Material for this task section start
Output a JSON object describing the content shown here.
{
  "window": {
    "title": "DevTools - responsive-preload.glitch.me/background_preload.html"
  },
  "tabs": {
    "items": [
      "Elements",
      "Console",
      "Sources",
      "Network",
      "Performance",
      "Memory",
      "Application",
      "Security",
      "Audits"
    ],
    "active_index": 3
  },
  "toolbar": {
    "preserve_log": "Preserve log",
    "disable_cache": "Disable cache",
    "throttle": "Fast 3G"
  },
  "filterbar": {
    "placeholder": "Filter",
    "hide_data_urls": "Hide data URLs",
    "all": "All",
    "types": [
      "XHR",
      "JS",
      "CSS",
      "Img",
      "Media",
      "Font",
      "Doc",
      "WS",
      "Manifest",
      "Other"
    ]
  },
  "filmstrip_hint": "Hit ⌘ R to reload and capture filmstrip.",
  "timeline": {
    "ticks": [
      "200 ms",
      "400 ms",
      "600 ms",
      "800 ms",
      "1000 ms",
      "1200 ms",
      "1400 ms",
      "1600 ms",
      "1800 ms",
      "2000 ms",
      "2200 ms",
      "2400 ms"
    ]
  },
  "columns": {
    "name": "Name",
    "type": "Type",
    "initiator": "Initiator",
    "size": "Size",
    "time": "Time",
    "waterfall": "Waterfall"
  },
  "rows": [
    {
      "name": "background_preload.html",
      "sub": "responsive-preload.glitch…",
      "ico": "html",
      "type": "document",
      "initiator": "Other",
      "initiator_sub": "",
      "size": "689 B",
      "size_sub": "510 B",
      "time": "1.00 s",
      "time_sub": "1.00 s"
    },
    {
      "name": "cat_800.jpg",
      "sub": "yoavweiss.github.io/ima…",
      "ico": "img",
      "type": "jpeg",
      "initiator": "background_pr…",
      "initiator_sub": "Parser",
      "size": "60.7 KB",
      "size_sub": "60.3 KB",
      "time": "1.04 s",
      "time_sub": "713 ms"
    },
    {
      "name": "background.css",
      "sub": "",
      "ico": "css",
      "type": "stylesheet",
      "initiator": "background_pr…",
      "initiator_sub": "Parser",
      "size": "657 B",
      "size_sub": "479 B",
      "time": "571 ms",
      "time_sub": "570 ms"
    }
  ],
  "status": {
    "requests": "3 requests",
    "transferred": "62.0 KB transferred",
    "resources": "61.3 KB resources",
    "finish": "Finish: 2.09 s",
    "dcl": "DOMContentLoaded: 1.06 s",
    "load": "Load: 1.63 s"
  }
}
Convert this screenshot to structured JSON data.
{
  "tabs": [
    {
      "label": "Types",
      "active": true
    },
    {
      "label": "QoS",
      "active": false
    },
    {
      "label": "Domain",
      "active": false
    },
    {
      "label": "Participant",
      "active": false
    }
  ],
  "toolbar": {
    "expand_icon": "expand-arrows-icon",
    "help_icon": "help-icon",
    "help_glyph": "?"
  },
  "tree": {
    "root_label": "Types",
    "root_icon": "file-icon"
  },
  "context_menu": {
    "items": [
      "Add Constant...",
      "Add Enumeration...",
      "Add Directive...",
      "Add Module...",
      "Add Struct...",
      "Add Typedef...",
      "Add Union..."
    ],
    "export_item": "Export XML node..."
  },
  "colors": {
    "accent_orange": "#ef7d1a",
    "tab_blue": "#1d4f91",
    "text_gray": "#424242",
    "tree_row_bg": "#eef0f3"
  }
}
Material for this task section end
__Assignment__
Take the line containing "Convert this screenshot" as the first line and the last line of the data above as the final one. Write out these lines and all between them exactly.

__Answer box__
Convert this screenshot to structured JSON data.
{
  "tabs": [
    {
      "label": "Types",
      "active": true
    },
    {
      "label": "QoS",
      "active": false
    },
    {
      "label": "Domain",
      "active": false
    },
    {
      "label": "Participant",
      "active": false
    }
  ],
  "toolbar": {
    "expand_icon": "expand-arrows-icon",
    "help_icon": "help-icon",
    "help_glyph": "?"
  },
  "tree": {
    "root_label": "Types",
    "root_icon": "file-icon"
  },
  "context_menu": {
    "items": [
      "Add Constant...",
      "Add Enumeration...",
      "Add Directive...",
      "Add Module...",
      "Add Struct...",
      "Add Typedef...",
      "Add Union..."
    ],
    "export_item": "Export XML node..."
  },
  "colors": {
    "accent_orange": "#ef7d1a",
    "tab_blue": "#1d4f91",
    "text_gray": "#424242",
    "tree_row_bg": "#eef0f3"
  }
}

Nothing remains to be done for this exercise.